#### [Supplied information]
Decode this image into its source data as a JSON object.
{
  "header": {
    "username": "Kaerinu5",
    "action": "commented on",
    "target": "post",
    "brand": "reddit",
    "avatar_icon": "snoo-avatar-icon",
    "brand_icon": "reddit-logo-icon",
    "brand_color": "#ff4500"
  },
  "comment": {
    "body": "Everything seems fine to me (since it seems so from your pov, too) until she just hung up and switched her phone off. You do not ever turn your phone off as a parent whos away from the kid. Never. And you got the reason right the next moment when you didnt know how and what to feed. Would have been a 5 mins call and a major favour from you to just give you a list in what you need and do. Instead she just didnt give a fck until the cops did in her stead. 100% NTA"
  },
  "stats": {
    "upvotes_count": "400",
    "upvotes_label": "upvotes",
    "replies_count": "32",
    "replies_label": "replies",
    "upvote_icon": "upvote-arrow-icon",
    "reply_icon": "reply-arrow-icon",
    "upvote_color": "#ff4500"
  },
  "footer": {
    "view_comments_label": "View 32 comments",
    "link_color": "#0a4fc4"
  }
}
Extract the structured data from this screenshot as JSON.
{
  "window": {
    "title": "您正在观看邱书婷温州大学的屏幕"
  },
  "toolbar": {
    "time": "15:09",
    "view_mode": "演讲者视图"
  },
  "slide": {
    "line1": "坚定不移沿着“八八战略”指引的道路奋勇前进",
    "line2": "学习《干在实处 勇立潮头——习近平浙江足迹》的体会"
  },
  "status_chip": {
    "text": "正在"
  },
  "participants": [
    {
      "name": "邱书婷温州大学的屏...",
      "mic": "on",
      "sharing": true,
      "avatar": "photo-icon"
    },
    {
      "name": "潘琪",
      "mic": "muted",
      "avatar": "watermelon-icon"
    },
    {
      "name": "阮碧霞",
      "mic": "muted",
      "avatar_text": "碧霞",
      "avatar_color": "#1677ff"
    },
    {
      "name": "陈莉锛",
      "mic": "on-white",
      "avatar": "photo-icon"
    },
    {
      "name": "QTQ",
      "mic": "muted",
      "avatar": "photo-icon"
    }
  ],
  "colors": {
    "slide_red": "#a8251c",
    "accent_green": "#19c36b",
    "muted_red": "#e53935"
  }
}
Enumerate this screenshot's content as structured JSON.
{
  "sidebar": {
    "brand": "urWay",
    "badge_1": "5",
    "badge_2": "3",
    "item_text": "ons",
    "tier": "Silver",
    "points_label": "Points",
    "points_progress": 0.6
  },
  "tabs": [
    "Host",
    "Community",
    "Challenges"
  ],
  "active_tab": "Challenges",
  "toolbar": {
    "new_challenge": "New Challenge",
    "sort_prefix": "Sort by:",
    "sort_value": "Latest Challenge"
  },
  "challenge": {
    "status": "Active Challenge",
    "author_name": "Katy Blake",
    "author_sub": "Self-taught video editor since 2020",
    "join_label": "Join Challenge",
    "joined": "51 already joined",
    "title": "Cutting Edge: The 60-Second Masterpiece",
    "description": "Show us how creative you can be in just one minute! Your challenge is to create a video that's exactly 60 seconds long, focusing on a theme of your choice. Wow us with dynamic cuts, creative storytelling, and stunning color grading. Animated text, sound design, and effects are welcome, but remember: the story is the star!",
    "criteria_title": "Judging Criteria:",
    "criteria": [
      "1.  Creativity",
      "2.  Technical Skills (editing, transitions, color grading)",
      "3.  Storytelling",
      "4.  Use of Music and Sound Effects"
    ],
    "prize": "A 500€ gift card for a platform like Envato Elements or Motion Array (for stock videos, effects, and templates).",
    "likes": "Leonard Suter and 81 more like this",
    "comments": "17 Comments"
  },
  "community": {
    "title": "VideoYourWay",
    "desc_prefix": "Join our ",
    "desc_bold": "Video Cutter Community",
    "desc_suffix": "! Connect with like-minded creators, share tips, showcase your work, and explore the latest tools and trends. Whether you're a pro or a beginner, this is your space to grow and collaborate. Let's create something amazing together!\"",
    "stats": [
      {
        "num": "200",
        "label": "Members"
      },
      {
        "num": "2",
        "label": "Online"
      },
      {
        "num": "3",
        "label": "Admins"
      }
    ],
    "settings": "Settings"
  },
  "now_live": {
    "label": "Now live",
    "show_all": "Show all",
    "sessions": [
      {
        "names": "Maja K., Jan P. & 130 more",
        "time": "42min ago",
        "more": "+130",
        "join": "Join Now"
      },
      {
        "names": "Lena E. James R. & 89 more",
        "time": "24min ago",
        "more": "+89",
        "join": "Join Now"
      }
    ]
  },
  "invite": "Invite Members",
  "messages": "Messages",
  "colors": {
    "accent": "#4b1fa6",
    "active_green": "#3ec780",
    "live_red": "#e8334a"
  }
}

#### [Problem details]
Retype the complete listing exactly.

#### [Task solution]
Decode this image into its source data as a JSON object.
{
  "header": {
    "username": "Kaerinu5",
    "action": "commented on",
    "target": "post",
    "brand": "reddit",
    "avatar_icon": "snoo-avatar-icon",
    "brand_icon": "reddit-logo-icon",
    "brand_color": "#ff4500"
  },
  "comment": {
    "body": "Everything seems fine to me (since it seems so from your pov, too) until she just hung up and switched her phone off. You do not ever turn your phone off as a parent whos away from the kid. Never. And you got the reason right the next moment when you didnt know how and what to feed. Would have been a 5 mins call and a major favour from you to just give you a list in what you need and do. Instead she just didnt give a fck until the cops did in her stead. 100% NTA"
  },
  "stats": {
    "upvotes_count": "400",
    "upvotes_label": "upvotes",
    "replies_count": "32",
    "replies_label": "replies",
    "upvote_icon": "upvote-arrow-icon",
    "reply_icon": "reply-arrow-icon",
    "upvote_color": "#ff4500"
  },
  "footer": {
    "view_comments_label": "View 32 comments",
    "link_color": "#0a4fc4"
  }
}
Extract the structured data from this screenshot as JSON.
{
  "window": {
    "title": "您正在观看邱书婷温州大学的屏幕"
  },
  "toolbar": {
    "time": "15:09",
    "view_mode": "演讲者视图"
  },
  "slide": {
    "line1": "坚定不移沿着“八八战略”指引的道路奋勇前进",
    "line2": "学习《干在实处 勇立潮头——习近平浙江足迹》的体会"
  },
  "status_chip": {
    "text": "正在"
  },
  "participants": [
    {
      "name": "邱书婷温州大学的屏...",
      "mic": "on",
      "sharing": true,
      "avatar": "photo-icon"
    },
    {
      "name": "潘琪",
      "mic": "muted",
      "avatar": "watermelon-icon"
    },
    {
      "name": "阮碧霞",
      "mic": "muted",
      "avatar_text": "碧霞",
      "avatar_color": "#1677ff"
    },
    {
      "name": "陈莉锛",
      "mic": "on-white",
      "avatar": "photo-icon"
    },
    {
      "name": "QTQ",
      "mic": "muted",
      "avatar": "photo-icon"
    }
  ],
  "colors": {
    "slide_red": "#a8251c",
    "accent_green": "#19c36b",
    "muted_red": "#e53935"
  }
}
Enumerate this screenshot's content as structured JSON.
{
  "sidebar": {
    "brand": "urWay",
    "badge_1": "5",
    "badge_2": "3",
    "item_text": "ons",
    "tier": "Silver",
    "points_label": "Points",
    "points_progress": 0.6
  },
  "tabs": [
    "Host",
    "Community",
    "Challenges"
  ],
  "active_tab": "Challenges",
  "toolbar": {
    "new_challenge": "New Challenge",
    "sort_prefix": "Sort by:",
    "sort_value": "Latest Challenge"
  },
  "challenge": {
    "status": "Active Challenge",
    "author_name": "Katy Blake",
    "author_sub": "Self-taught video editor since 2020",
    "join_label": "Join Challenge",
    "joined": "51 already joined",
    "title": "Cutting Edge: The 60-Second Masterpiece",
    "description": "Show us how creative you can be in just one minute! Your challenge is to create a video that's exactly 60 seconds long, focusing on a theme of your choice. Wow us with dynamic cuts, creative storytelling, and stunning color grading. Animated text, sound design, and effects are welcome, but remember: the story is the star!",
    "criteria_title": "Judging Criteria:",
    "criteria": [
      "1.  Creativity",
      "2.  Technical Skills (editing, transitions, color grading)",
      "3.  Storytelling",
      "4.  Use of Music and Sound Effects"
    ],
    "prize": "A 500€ gift card for a platform like Envato Elements or Motion Array (for stock videos, effects, and templates).",
    "likes": "Leonard Suter and 81 more like this",
    "comments": "17 Comments"
  },
  "community": {
    "title": "VideoYourWay",
    "desc_prefix": "Join our ",
    "desc_bold": "Video Cutter Community",
    "desc_suffix": "! Connect with like-minded creators, share tips, showcase your work, and explore the latest tools and trends. Whether you're a pro or a beginner, this is your space to grow and collaborate. Let's create something amazing together!\"",
    "stats": [
      {
        "num": "200",
        "label": "Members"
      },
      {
        "num": "2",
        "label": "Online"
      },
      {
        "num": "3",
        "label": "Admins"
      }
    ],
    "settings": "Settings"
  },
  "now_live": {
    "label": "Now live",
    "show_all": "Show all",
    "sessions": [
      {
        "names": "Maja K., Jan P. & 130 more",
        "time": "42min ago",
        "more": "+130",
        "join": "Join Now"
      },
      {
        "names": "Lena E. James R. & 89 more",
        "time": "24min ago",
        "more": "+89",
        "join": "Join Now"
      }
    ]
  },
  "invite": "Invite Members",
  "messages": "Messages",
  "colors": {
    "accent": "#4b1fa6",
    "active_green": "#3ec780",
    "live_red": "#e8334a"
  }
}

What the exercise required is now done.